(Stored records)
§
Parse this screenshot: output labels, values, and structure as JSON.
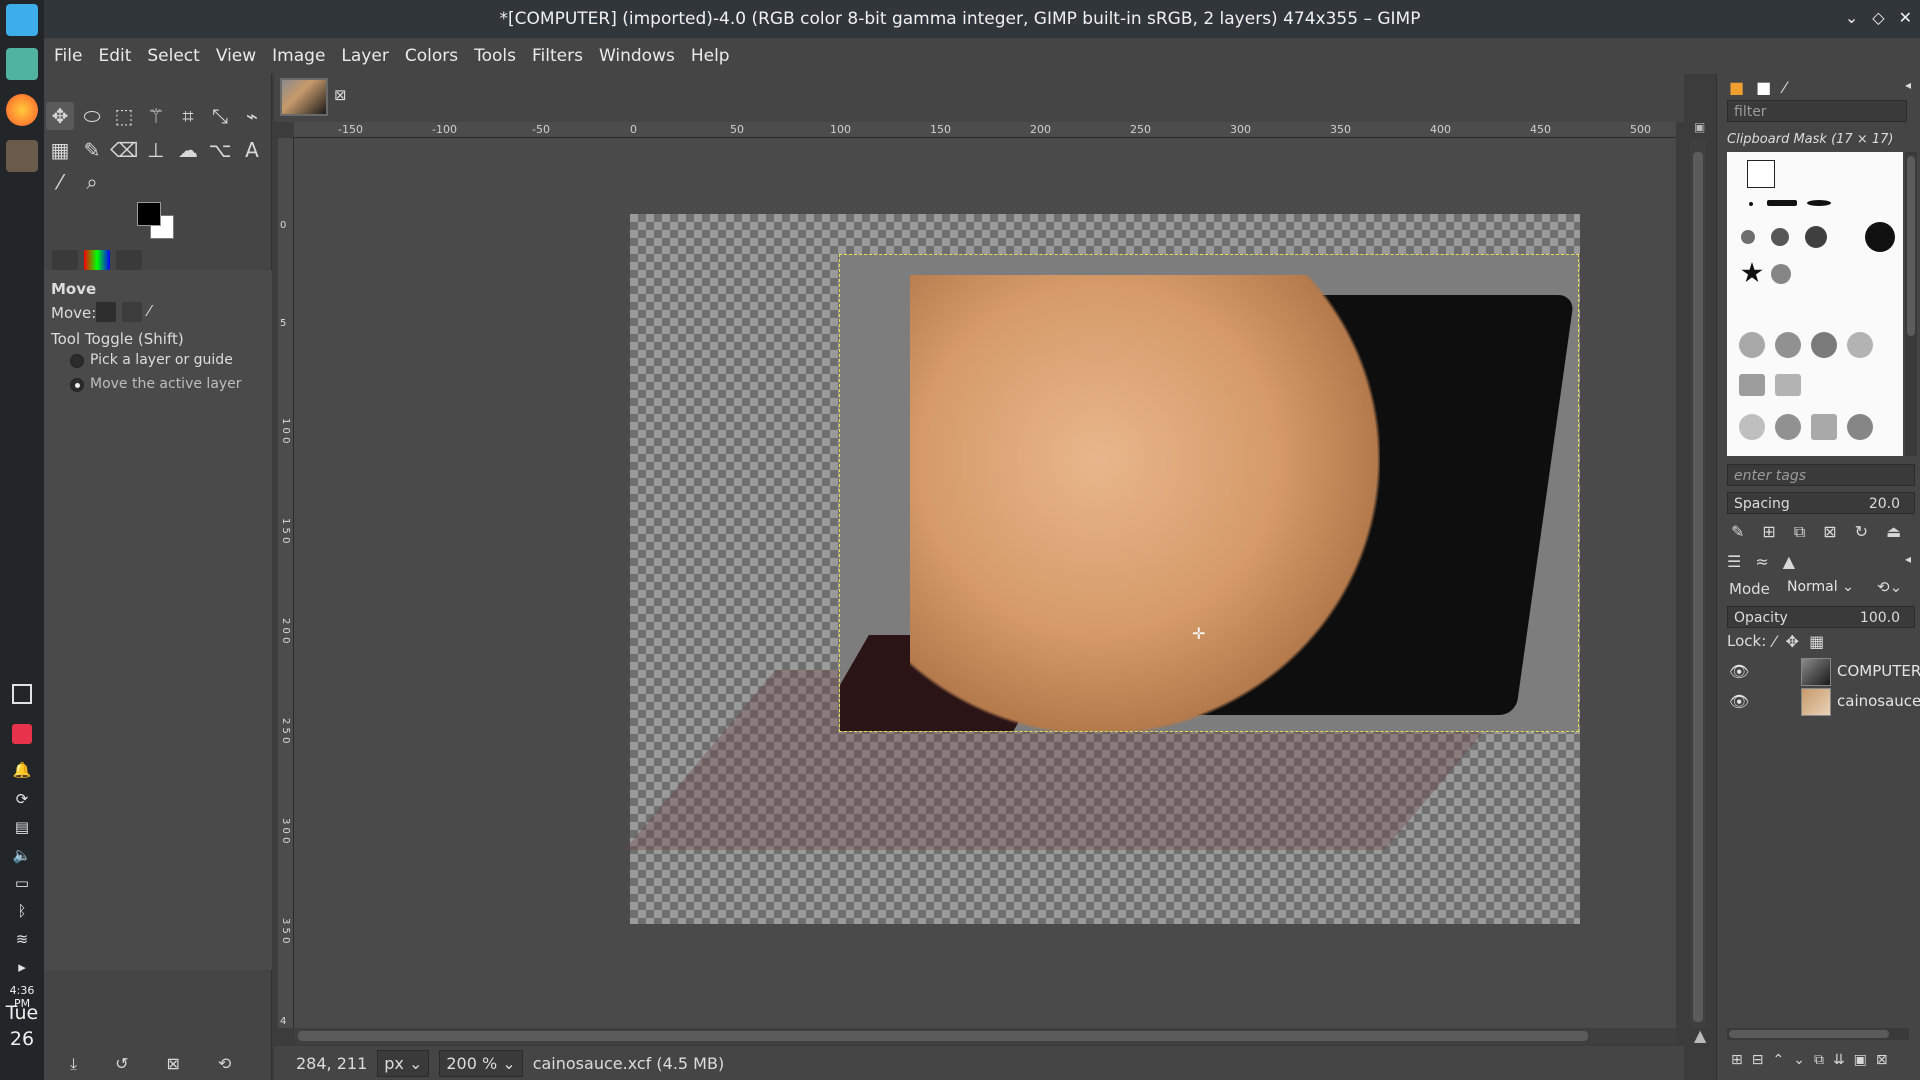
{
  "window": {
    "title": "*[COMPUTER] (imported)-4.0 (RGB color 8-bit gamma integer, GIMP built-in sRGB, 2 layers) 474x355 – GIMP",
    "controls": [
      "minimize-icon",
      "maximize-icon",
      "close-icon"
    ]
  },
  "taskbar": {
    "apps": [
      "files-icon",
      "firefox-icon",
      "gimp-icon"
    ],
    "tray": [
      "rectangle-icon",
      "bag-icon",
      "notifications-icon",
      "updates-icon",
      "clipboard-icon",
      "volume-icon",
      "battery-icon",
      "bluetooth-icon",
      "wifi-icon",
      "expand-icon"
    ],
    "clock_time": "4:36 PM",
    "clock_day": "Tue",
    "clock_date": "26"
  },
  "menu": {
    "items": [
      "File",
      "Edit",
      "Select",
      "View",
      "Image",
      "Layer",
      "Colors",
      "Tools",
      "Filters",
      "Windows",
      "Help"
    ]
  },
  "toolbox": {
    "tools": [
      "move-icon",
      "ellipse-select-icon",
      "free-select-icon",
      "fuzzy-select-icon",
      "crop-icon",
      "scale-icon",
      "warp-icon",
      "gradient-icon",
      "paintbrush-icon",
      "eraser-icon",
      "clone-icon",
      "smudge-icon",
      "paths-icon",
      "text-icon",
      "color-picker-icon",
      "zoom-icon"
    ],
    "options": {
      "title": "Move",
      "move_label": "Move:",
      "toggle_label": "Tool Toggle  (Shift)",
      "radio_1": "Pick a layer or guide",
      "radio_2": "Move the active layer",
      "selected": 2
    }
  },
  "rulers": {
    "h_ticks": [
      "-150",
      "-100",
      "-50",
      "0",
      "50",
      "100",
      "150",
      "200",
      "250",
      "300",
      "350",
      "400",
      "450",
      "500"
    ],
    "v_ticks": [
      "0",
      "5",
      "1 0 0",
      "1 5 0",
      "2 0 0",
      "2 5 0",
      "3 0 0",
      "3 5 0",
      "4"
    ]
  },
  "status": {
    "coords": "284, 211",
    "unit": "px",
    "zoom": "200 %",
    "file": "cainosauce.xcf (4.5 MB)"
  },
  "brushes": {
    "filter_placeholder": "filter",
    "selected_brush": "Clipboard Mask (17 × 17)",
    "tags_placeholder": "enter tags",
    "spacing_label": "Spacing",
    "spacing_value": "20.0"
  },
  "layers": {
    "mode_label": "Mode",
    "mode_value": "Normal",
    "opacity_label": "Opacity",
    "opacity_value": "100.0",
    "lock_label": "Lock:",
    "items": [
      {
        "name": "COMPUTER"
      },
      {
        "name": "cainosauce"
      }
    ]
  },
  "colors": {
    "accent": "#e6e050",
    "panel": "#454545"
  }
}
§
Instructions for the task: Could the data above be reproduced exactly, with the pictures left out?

Task result:
Parse this screenshot: output labels, values, and structure as JSON.
{
  "window": {
    "title": "*[COMPUTER] (imported)-4.0 (RGB color 8-bit gamma integer, GIMP built-in sRGB, 2 layers) 474x355 – GIMP",
    "controls": [
      "minimize-icon",
      "maximize-icon",
      "close-icon"
    ]
  },
  "taskbar": {
    "apps": [
      "files-icon",
      "firefox-icon",
      "gimp-icon"
    ],
    "tray": [
      "rectangle-icon",
      "bag-icon",
      "notifications-icon",
      "updates-icon",
      "clipboard-icon",
      "volume-icon",
      "battery-icon",
      "bluetooth-icon",
      "wifi-icon",
      "expand-icon"
    ],
    "clock_time": "4:36 PM",
    "clock_day": "Tue",
    "clock_date": "26"
  },
  "menu": {
    "items": [
      "File",
      "Edit",
      "Select",
      "View",
      "Image",
      "Layer",
      "Colors",
      "Tools",
      "Filters",
      "Windows",
      "Help"
    ]
  },
  "toolbox": {
    "tools": [
      "move-icon",
      "ellipse-select-icon",
      "free-select-icon",
      "fuzzy-select-icon",
      "crop-icon",
      "scale-icon",
      "warp-icon",
      "gradient-icon",
      "paintbrush-icon",
      "eraser-icon",
      "clone-icon",
      "smudge-icon",
      "paths-icon",
      "text-icon",
      "color-picker-icon",
      "zoom-icon"
    ],
    "options": {
      "title": "Move",
      "move_label": "Move:",
      "toggle_label": "Tool Toggle  (Shift)",
      "radio_1": "Pick a layer or guide",
      "radio_2": "Move the active layer",
      "selected": 2
    }
  },
  "rulers": {
    "h_ticks": [
      "-150",
      "-100",
      "-50",
      "0",
      "50",
      "100",
      "150",
      "200",
      "250",
      "300",
      "350",
      "400",
      "450",
      "500"
    ],
    "v_ticks": [
      "0",
      "5",
      "1 0 0",
      "1 5 0",
      "2 0 0",
      "2 5 0",
      "3 0 0",
      "3 5 0",
      "4"
    ]
  },
  "status": {
    "coords": "284, 211",
    "unit": "px",
    "zoom": "200 %",
    "file": "cainosauce.xcf (4.5 MB)"
  },
  "brushes": {
    "filter_placeholder": "filter",
    "selected_brush": "Clipboard Mask (17 × 17)",
    "tags_placeholder": "enter tags",
    "spacing_label": "Spacing",
    "spacing_value": "20.0"
  },
  "layers": {
    "mode_label": "Mode",
    "mode_value": "Normal",
    "opacity_label": "Opacity",
    "opacity_value": "100.0",
    "lock_label": "Lock:",
    "items": [
      {
        "name": "COMPUTER"
      },
      {
        "name": "cainosauce"
      }
    ]
  },
  "colors": {
    "accent": "#e6e050",
    "panel": "#454545"
  }
}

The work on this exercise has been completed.